Bandsaw in Progress
I've been slowly working on building a wooden bandsaw for the last eight months. It's based on the plans by Matthias Wandel. Instead of building it to save the cost of a commercially available bandsaw, we are building it to have a really nice and powerful machine.
Here were the rough douglas fir pieces for the frame:
Matthias said his frame was under 30 lbs. Apparently the douglas fir is denser than the spruce he used since ours was definitely not under 30 lbs. Closer to 50 lbs. This is not a portable machine; I think it will end up at around double the weight of his, and definitely heavier than our cast iron one.
Above, I was turning the wheels. I ground two beater chisels with an ~80 degree included angle and turned it fairly slowly, but I probably had to sharpen them 30 times to finish the wheels. I also used an angle grinder with a flap disc on the (fast) spinning wheels to adjust the crown.
The setup was nicer in ways than my 'real' wood lathe, powered by that shiny new three-phase baldor. Complete with remote switch visible on the right. I thought a 2hp 3~ motor with VFD would be better than a single phase one. In any case it's an upgrade from the open frame 115v 3/4hp motor on our existing bandsaw.
Above is the caliper I made to measure the wheels as I turned them.
Below is where I'm at currently. I've still got to mount the motor, mount the table, and build the blade guides before the saw is usable. The blade guides are lignum vitae for side-to-side movement and a ball bearing for the rear.
You can make out a metal taper pin on the left side of the photo below. This is how I aligned the bearing blocks before and after glue-up. The bearing blocks were turned concentric on the lathe, but that didn't make them more attractive. I was pretty liberal with the glue.
Maybe skill, probably luck: after I mounted the wheels the shaft mounts needed almost no adjustment. A single .006" aluminum shim made the wheels as planar as I can measure. Spinning the wheels forwards or backwards, the blade does not visibly deviate. The tensioner slides very smoothly with no play--wood is pretty forgiving here though. I'll wax it before taking it out on the waves.
Here's the tensioning handle turned of cherry. I'll turn a prettier crank arm someday, but this works for now.

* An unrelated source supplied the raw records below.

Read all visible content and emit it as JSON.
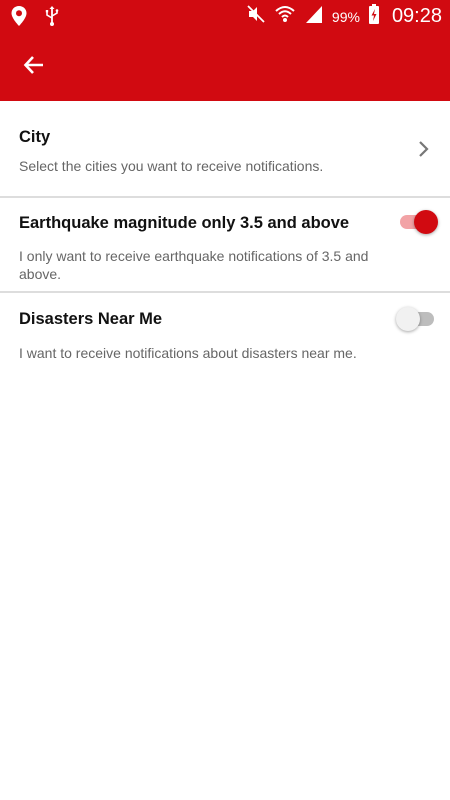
{
  "status_bar": {
    "battery_percent": "99%",
    "time": "09:28",
    "icons": [
      "location-icon",
      "usb-icon",
      "mute-icon",
      "wifi-icon",
      "signal-icon",
      "battery-charging-icon"
    ]
  },
  "app_bar": {
    "back_icon": "back-arrow-icon"
  },
  "settings": [
    {
      "title": "City",
      "summary": "Select the cities you want to receive notifications.",
      "control": "chevron-right-icon"
    },
    {
      "title": "Earthquake magnitude only 3.5 and above",
      "summary": "I only want to receive earthquake notifications of 3.5 and above.",
      "control": "switch",
      "enabled": true
    },
    {
      "title": "Disasters Near Me",
      "summary": "I want to receive notifications about disasters near me.",
      "control": "switch",
      "enabled": false
    }
  ],
  "colors": {
    "primary": "#d10a11",
    "switch_track_on": "#f2a3a6",
    "switch_track_off": "#bdbdbd",
    "switch_thumb_off": "#f1f1f1",
    "divider": "#dddddd"
  }
}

I used a 1/2" T-bolt instead of a 3/8" carriage bolt for good luck, and a bronze bushing for the nut to turn on.
The motor will be mounted to a sliding piece, which will tension the belt with a wooden wedge.
I'll try to post more photos when it's up and running, and then again when it's "finished".